With the help of a small amount of radioactive material, a nuclear medicine test uses a special camera to create pictures of your organs and bones.
Each type of nuclear medicine exam is different. So, the preparation for your exam might not be the same as that for another individual. For example, you might need to stop eating or drinking before the test, or you might also need to stop taking your medicine for a certain period of time. Be sure to ask your healthcare provider how you need to prepare for your exam.
Tell your doctor if you:
You should wear comfortable clothing to your nuclear medicine exam. Also, you might be asked to remove your jewelry and other metallic objects before the exam begins.
You’ll need to arrive at least 30 minutes before your appointment so that you can check in and complete paperwork. If you’re having a bone scan, you should arrive 2½ hours before your appointment time.
Before the test begins, you’ll be given a small amount of radioactive material. It might be injected, or you might be asked to swallow or inhale it. Once this is done, the test will either begin immediately — or you might need to wait for a period of time.
When the test starts, you’ll be asked to lie down on a narrow imaging table. A large camera will be placed close to your body, and you’ll be asked to stay as still as possible while the camera takes pictures.
If multiple angles are needed, the table might be adjusted so that more pictures can be taken.
You’ll be scanned several times during one day or over the course of multiple days.
Most nuclear medicine scans take approximately 2 hours. You should plan for your entire visit — from check in to check out — to be at least 2½ hours. In some cases, it might take longer.

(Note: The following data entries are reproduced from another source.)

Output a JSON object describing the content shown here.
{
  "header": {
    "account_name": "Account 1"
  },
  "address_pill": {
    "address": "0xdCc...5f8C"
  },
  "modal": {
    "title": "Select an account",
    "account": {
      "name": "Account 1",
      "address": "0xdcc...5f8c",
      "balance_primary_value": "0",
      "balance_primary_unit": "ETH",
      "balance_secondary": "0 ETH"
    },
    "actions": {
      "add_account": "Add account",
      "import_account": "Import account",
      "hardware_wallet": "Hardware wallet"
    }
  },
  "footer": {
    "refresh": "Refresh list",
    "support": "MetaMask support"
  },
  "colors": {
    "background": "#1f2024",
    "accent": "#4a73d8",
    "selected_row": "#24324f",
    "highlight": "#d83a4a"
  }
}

In most cases, you can return to your regular activities and diet immediately after your exam. However, for 24 hours after the exam, you’ll need to drink more water than usual to help flush the radioactive material out of your body.